I have nothing but love and respect for the Native American community. Therefore, it saddens me to have to respectfully disagree with a small, vocal group of activists who have been loudly claiming that UNM’s seal is somehow racist or a symbol of oppression. 

Unfortunately, I fear that in picking a fight over a logo design, that this may harm more important struggles for social and economic justice. There are more pressing matters than the interpretation of a picture.

Now, specifically, with respect to the seal, it contains an image of a frontiersman on the left and a Spanish soldier on the right. It is not clear to me how Mr. Estes and other opponents objecting to this imagery have determined that either of the individuals depicted on the seal are guilty of racism, oppression, etc. Many frontiersmen and Spanish soldiers coexisted peacefully with Native American populations. 

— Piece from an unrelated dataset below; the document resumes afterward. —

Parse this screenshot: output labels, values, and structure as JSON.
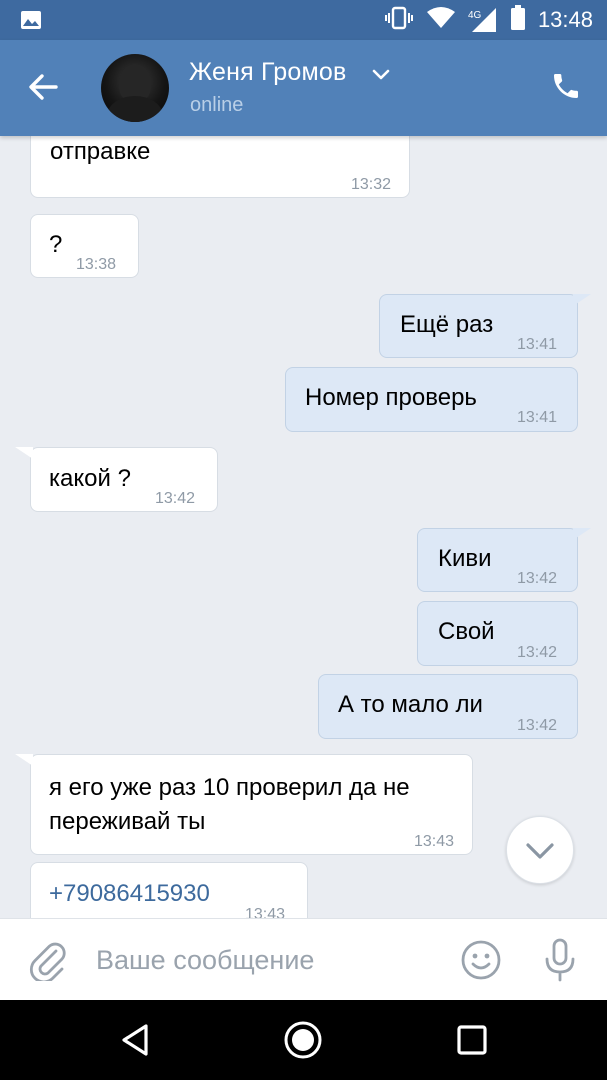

To assume that all frontiersmen and all Spanish soldiers killed or mistreated the Native American population is itself a racist assumption. Racism is a belief that all members of a particular genetic group possess certain negative traits which may actually only be found in a few individuals. 

We should not generalize and assume that all or even most frontiersmen were racists or oppressors. We likewise should not assume that all or most Spanish soldiers and colonists were this way either. Far from it. There were plenty of honest and respectable individuals in these groups who treated Native Americans fairly. These individuals, and their descendants, ultimately helped to build the City of Albuquerque, and the University of New Mexico.

Large numbers of Native Americans have attended UNM throughout the decades since this seal existed and do not appear to have objected or found the seal offensive. Have these protesters even conducted polls in their own communities to find out about how people really feel?

Like President Frank, I believe that a dialogue should be had on this issue, but at present, there mainly appears to be inflammatory rhetoric, rather than fair and even-handed discussion. I hope there can be more of that.

Aaron Cowan

UNM graduate and staff member